### ACTION ITEM
In the data, find the word "Chuyển" and copy out every line that has it.

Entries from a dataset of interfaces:
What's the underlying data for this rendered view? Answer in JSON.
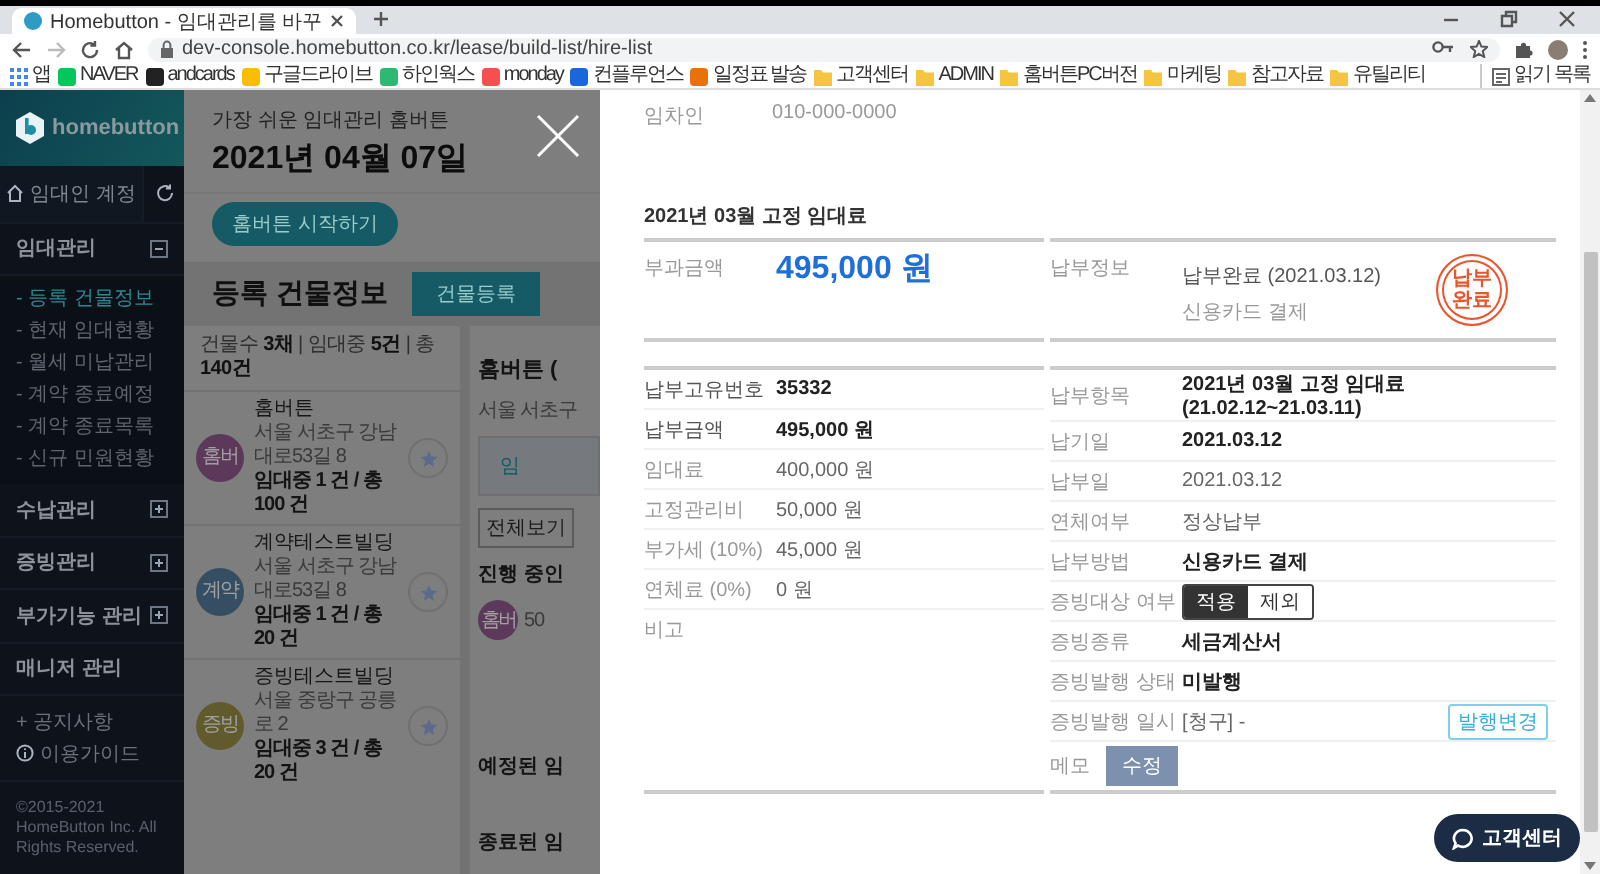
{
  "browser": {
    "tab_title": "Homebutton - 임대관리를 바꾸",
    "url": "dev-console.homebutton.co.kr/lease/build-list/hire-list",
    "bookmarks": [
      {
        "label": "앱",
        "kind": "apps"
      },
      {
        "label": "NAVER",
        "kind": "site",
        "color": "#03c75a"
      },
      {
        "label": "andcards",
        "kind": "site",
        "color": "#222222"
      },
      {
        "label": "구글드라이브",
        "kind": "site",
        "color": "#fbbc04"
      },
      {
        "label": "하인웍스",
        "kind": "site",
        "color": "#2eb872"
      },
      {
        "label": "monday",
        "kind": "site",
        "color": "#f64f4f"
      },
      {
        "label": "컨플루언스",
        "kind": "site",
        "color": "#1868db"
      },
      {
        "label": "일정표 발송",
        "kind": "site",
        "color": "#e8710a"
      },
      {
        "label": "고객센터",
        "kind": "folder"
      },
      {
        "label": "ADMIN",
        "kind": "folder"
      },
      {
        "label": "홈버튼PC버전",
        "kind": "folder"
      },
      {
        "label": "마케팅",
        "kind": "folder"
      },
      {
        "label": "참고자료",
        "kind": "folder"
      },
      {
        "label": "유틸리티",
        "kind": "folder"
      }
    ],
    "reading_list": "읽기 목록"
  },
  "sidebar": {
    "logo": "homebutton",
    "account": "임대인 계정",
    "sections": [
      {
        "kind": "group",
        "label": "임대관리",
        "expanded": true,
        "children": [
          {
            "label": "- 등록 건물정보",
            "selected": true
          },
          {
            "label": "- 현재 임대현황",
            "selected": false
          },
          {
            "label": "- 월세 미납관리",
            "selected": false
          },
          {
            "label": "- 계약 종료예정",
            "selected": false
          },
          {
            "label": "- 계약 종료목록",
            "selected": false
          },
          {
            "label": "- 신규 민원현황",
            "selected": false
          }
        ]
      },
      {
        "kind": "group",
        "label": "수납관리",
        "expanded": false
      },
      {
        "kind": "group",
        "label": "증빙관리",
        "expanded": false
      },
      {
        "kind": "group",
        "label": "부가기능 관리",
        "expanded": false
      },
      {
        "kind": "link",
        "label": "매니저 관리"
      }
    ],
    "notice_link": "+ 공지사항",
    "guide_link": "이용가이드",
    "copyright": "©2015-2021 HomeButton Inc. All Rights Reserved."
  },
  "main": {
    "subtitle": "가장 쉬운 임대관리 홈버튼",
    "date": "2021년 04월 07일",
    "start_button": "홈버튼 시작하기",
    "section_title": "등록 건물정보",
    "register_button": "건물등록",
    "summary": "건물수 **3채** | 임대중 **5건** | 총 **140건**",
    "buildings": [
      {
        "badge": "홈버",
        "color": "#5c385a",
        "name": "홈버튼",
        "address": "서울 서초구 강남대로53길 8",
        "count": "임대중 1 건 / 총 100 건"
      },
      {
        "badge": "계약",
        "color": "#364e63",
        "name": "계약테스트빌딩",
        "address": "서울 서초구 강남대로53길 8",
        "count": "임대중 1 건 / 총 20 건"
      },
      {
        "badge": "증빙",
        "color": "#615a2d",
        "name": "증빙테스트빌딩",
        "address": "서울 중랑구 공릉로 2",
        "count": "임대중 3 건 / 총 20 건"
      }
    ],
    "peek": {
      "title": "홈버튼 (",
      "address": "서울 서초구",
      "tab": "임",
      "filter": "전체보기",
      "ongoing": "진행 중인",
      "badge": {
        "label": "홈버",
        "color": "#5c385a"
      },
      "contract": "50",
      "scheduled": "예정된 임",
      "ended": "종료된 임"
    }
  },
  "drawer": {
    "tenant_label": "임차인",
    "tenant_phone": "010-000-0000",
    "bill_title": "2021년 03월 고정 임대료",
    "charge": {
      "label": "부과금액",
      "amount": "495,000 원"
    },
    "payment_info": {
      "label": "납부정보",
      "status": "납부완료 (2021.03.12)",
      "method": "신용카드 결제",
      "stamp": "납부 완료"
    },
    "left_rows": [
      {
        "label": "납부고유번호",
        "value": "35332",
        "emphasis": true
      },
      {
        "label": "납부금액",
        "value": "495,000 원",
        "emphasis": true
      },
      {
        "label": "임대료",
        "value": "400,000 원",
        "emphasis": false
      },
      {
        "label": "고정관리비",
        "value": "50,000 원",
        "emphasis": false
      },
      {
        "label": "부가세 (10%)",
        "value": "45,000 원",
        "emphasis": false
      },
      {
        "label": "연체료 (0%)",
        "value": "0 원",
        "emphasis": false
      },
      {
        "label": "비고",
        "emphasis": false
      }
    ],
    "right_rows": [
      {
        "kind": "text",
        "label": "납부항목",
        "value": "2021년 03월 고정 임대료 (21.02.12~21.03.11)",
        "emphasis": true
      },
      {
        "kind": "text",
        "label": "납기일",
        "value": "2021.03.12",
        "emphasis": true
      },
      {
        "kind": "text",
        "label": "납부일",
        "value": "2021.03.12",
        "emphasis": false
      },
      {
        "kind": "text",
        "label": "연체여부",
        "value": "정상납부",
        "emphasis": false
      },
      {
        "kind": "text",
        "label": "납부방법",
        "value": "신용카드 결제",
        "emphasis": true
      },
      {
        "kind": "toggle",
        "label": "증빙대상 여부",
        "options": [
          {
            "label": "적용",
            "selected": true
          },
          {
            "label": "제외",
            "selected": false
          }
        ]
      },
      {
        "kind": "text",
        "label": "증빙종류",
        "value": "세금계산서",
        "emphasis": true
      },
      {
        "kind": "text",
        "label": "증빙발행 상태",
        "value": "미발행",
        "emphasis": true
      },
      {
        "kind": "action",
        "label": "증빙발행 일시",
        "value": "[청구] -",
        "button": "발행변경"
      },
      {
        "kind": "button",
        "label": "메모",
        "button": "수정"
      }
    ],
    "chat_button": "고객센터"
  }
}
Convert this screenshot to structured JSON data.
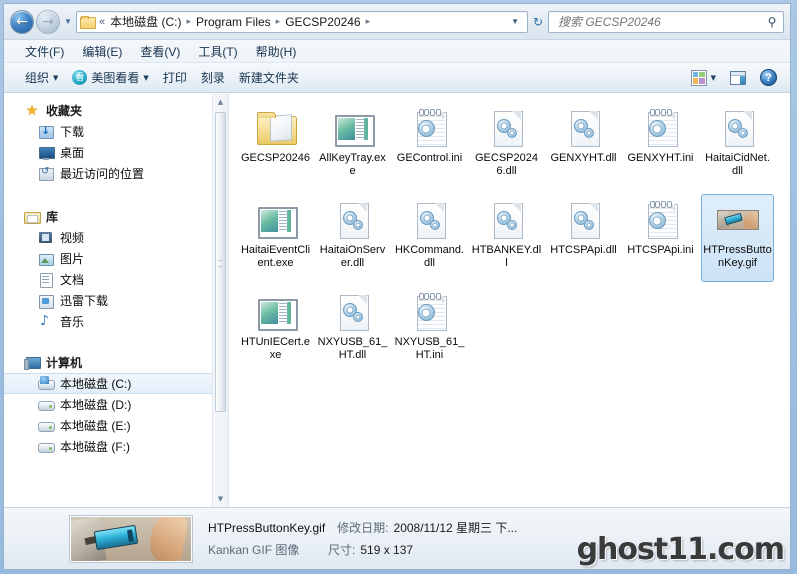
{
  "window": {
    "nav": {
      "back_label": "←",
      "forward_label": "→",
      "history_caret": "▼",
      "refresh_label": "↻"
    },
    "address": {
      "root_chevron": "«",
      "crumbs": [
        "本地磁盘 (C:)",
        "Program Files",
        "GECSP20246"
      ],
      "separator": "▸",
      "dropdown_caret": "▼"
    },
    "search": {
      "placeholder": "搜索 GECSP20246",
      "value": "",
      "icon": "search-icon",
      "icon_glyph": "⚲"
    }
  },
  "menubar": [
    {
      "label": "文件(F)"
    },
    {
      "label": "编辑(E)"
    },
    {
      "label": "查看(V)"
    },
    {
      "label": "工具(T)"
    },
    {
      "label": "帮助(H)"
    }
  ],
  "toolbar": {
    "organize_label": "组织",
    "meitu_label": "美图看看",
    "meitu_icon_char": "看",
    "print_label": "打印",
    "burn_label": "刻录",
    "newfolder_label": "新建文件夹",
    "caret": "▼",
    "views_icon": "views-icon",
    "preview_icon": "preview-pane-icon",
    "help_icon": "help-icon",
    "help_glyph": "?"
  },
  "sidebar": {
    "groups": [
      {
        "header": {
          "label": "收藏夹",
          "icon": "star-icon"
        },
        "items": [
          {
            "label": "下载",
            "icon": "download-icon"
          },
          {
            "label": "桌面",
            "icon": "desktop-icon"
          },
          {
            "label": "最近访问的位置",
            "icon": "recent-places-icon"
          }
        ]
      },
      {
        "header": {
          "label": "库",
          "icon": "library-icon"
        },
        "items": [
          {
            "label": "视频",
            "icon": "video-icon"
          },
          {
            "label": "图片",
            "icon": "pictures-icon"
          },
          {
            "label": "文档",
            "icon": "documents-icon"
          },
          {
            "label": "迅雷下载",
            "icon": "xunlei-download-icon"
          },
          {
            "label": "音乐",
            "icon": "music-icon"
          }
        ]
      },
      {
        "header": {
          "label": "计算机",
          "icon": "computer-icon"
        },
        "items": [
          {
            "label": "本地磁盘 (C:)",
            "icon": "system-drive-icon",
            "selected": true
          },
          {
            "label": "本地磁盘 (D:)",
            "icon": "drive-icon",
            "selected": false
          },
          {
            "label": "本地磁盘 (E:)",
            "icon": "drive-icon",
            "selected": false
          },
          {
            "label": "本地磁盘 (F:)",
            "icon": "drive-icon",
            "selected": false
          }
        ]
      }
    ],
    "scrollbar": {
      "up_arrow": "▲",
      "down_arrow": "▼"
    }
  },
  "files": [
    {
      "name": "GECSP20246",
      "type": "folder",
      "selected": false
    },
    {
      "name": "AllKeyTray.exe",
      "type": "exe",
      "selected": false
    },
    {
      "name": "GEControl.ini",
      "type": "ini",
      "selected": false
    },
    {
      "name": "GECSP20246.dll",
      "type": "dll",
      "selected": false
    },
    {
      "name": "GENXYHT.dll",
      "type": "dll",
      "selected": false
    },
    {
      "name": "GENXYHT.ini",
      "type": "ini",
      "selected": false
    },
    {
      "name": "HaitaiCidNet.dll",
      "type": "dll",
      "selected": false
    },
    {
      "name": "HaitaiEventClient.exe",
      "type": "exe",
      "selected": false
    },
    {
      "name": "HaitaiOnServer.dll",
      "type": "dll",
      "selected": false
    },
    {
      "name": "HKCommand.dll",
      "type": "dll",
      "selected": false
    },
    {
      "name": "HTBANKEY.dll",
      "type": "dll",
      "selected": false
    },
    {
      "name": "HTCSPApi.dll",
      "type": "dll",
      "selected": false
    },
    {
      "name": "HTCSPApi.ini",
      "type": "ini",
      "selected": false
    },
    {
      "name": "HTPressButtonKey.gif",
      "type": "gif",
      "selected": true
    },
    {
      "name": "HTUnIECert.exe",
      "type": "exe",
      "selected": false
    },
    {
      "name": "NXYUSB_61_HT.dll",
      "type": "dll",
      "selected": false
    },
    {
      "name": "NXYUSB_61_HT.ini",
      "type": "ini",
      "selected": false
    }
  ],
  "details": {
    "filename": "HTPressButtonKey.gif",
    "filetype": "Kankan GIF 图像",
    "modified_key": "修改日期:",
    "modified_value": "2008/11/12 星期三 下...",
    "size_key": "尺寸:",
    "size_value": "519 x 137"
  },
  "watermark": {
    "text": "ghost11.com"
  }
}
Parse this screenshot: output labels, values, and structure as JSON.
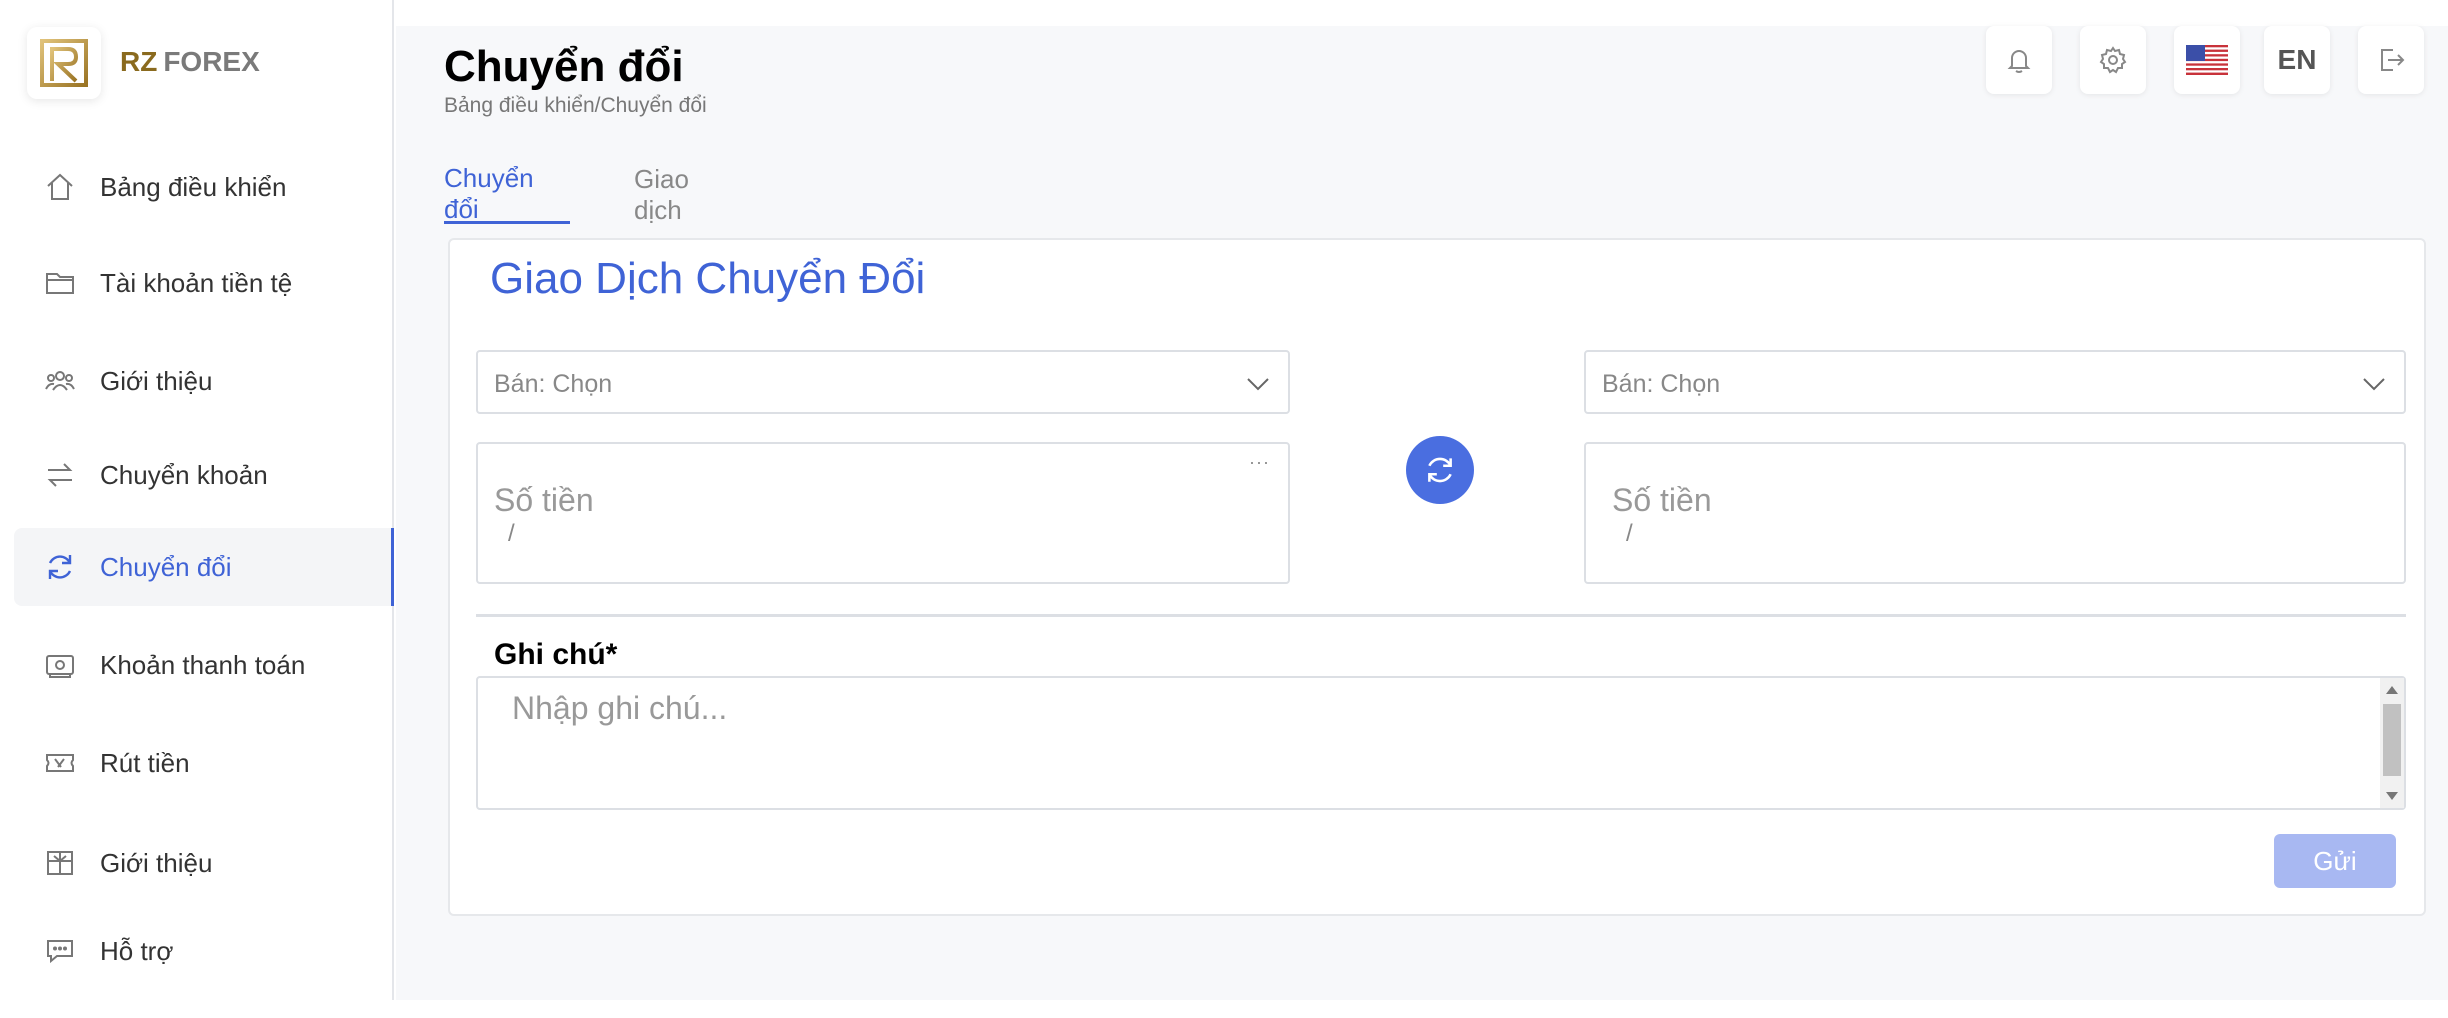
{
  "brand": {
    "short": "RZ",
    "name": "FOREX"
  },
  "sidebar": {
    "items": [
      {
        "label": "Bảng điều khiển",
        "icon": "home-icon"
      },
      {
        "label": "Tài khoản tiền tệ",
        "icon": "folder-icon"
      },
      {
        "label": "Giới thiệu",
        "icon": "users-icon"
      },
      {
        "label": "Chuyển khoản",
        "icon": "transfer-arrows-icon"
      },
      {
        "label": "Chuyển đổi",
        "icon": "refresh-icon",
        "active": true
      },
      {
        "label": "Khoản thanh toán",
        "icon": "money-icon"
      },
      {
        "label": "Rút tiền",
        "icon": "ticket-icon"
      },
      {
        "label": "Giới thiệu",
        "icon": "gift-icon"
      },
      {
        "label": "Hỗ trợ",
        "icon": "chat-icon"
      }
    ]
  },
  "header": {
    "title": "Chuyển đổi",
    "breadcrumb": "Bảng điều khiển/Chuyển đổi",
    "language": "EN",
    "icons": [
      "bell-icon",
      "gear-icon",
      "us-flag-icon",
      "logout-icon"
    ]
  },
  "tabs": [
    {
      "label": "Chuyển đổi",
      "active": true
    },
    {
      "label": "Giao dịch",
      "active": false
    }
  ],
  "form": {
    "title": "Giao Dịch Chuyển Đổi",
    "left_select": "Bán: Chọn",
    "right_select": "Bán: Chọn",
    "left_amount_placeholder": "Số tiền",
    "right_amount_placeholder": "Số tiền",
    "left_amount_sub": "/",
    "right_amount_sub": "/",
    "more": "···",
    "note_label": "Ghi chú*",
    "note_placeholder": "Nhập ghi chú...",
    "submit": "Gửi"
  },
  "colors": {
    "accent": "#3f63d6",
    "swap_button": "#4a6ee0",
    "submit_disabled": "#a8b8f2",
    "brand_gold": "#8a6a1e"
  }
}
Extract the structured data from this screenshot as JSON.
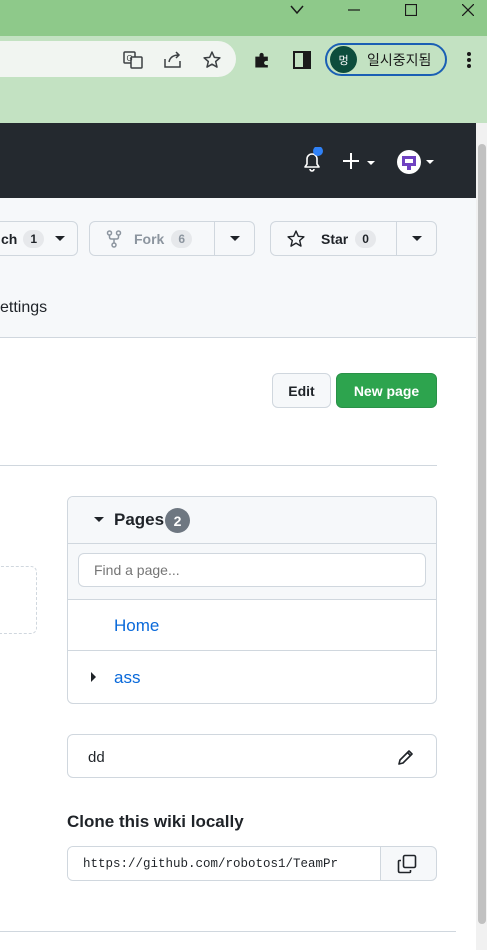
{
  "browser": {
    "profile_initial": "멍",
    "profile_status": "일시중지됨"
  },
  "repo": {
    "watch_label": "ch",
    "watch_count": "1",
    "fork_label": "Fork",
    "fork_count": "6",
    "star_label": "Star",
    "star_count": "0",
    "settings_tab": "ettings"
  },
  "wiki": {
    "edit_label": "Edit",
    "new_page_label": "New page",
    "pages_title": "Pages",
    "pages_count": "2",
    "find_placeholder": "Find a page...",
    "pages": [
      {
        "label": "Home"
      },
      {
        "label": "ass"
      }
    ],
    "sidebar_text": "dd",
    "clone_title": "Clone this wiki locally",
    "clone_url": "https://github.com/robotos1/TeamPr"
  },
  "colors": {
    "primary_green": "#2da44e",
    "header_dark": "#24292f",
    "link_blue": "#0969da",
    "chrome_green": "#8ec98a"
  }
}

### ANSWER SPACE
        "label": "Chuyển khoản",
        "label": "Chuyển đổi",
    "title": "Chuyển đổi",
    "breadcrumb": "Bảng điều khiển/Chuyển đổi",
      "label": "Chuyển đổi",
    "title": "Giao Dịch Chuyển Đổi",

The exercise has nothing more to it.